Long decades ago, the Englishman Paul Brunton was consumed by a luminous quest: to locate the rishis or holy men that had once made India sparkle with their mystical teachings and pronouncements, and then to relate his discoveries to the West
Brunton was more than just another run-of-the-mill writer-journo in search of sensational material, for his secret yearning was to find an authentic master who would dissolve all his troubling questions and lead him to peace. Against many odds, he traveled across the seas to India in the last years of British colonial rule. I believe it was his pure heart that finally led him to Ramana Maharshi, the entrancing copper-skinned Sage of Arunachala. Interesting to note that, of all the illuminating and bizarre experiences Brunton was privileged to experience during his rather lengthy exploration of this ancient world, it was the radiant and blissful Maharishi who left a lasting imprint on his spirit.
I’ve discovered that years of intervening study and practice can reveal new facets of a book one has already read, and this is what happened to me as I plunged again into this fascinating saga. As before, I was cynically amused by the “white man’s” smug and blinkered view of India. For instance, early in the book, Brunton laughs at the ridiculous notion that great Western nations would bother to hark to the wisdom of meek brown men. (Just consider Trump meeting with Mahatma Gandhi!)
Clearly, despite his own magnetic attraction and respect for the East, Brunton too was a victim of the archaic and insidious idea that all Indians without exception are a credulous, old-fashioned, superstitious and easily-dominated lot. But, in truth, as my mother used to say, India is so rich, vast and variegated that one could spend entire lifetimes trying to figure it out and still manage to touch only its iridescent rim. In my opinion, no sane or open-hearted person can make generalizations about this country or its people, for they range from the highly refined and educated to the illiterate, with every shade in between. As for the arrogant assumption that all Indians are small, meek and brown-skinned, Brunton clearly never met those tall, fair, stalwart and imposing Indians, some with green, gray or blue eyes, who also inhabit this amazingly diverse region.
The Enlishman’s genuine yearning for spiritual knowledge prevented him from being blown away by the range of incredible fakirs and gurus he met on his travels, many of whom revealed to him marvels of which no ordinary Westerner could dream. Instinctively (more likely from past lives spent in the sub-continent) he knew that there was more to the whole business of enlightenment then what are known as “siddhis” or extrasensory powers. Despite chronic insomnia, a variety of physical illnesses and a thousand other inconveniences, he kept resolutely on, until he met the Shining One who had fused his finite egoic self into his grand and immortal Self, and then stayed on to show us how to accomplish the same incredible goal.

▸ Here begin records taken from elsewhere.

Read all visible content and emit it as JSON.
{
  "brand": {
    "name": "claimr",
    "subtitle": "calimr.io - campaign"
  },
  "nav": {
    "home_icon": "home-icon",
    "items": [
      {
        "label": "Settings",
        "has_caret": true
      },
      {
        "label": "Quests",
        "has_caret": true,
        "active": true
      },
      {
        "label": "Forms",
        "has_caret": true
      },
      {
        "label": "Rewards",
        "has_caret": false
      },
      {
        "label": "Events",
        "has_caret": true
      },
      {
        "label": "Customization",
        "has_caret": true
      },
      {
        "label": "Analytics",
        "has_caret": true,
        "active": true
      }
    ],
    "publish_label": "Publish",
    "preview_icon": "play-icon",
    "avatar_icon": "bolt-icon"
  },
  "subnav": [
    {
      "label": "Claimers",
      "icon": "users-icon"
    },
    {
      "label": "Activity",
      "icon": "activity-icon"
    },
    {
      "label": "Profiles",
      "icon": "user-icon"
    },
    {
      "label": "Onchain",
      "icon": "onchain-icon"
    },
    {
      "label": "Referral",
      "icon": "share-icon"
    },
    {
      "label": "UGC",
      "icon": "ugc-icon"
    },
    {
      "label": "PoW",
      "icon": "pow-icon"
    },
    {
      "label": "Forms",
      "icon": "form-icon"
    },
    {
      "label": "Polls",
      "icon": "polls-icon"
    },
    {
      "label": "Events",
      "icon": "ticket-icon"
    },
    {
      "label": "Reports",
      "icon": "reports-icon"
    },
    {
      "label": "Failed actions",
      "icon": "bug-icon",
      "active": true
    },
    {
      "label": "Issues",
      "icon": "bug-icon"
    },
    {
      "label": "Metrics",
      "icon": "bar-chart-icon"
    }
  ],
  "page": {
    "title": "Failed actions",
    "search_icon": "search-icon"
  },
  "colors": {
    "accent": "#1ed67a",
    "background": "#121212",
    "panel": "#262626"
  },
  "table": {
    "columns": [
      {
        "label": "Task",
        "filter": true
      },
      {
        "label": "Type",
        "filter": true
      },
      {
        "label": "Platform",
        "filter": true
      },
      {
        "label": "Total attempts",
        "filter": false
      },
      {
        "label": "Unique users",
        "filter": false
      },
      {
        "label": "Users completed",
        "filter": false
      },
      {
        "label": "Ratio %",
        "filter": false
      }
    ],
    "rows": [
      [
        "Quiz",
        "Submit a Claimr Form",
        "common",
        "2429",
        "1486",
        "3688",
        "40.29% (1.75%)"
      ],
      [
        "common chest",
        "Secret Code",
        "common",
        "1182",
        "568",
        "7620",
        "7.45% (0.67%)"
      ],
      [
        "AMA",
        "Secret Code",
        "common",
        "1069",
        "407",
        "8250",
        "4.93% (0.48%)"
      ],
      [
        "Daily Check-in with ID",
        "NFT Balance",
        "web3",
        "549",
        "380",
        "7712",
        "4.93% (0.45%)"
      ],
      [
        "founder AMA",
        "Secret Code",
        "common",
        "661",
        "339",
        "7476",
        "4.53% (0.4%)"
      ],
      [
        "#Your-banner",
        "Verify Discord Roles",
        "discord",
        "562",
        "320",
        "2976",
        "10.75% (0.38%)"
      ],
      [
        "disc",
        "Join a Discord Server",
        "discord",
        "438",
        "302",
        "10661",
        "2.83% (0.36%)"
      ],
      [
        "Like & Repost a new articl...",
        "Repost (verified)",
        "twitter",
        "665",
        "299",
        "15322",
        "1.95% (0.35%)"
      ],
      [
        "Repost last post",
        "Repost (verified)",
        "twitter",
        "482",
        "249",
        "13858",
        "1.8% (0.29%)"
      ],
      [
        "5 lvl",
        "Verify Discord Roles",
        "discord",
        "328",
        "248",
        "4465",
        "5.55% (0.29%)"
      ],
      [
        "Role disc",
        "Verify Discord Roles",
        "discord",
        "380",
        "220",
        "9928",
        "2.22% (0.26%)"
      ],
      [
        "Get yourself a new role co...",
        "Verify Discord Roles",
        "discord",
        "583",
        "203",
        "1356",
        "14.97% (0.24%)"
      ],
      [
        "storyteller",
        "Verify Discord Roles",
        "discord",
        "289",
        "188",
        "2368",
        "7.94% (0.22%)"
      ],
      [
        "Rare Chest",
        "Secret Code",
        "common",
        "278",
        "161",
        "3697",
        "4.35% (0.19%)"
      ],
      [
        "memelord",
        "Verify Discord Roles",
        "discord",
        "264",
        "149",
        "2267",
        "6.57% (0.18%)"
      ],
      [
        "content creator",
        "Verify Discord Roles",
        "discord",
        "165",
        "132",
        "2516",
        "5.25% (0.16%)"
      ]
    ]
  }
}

Years ago when I lived in an affluent suburb of Washington DC, an American friend asked me why I wanted to return to India. I mulled over her question and said, you know, when I take my daily forty-five minute evening walk to that fabulous park, there are times when I don’t encounter a single human. That may be because most of the residents here work in the neighboring cities, but still, it feels eerily like a ghost town to me. Sometimes as I walk along that long road a curtain rustles in one of those big houses and I know that I am being peered at from a safe distance. But even when I get to the park, where people are walking their dogs or exercising their own bodies, and except for those predators on the prowl that one encounters everywhere, most are too scared to smile or even make eye contact.
Now, this would never happen in most of India. Yes, there are wealthy secluded areas where it could, but, for the most part, India is bursting with all manner of humans willing to engage with you on all levels, and brimming with energy, color, sound and light. One need never feel disconnected or lonely here.
Besides, especially for the seeker, all the terrible things that Gautama Buddha warned us are the lot of all human beings—old age, illness and death—are out in the open, and not carefully hidden behind closed doors as often happens in the West; and so it is much easier to digest the fact that, no matter how opulent our lifestyles are, nothing in relative reality can make us permanently happy or peaceful. For me, this is the great teaching of India and why so many foreigners imbued with a true longing for truth are hooked for life when they first come here, despite their initial revulsion for much they encounter.
Greetings from Arunachala, Shiva the Destroyer in the form of a hill of fire and light, who helps us transcend the flawed notion that living the worldly good life can bring us even a millimeter closer to the luminous and blissful Self that we truly are!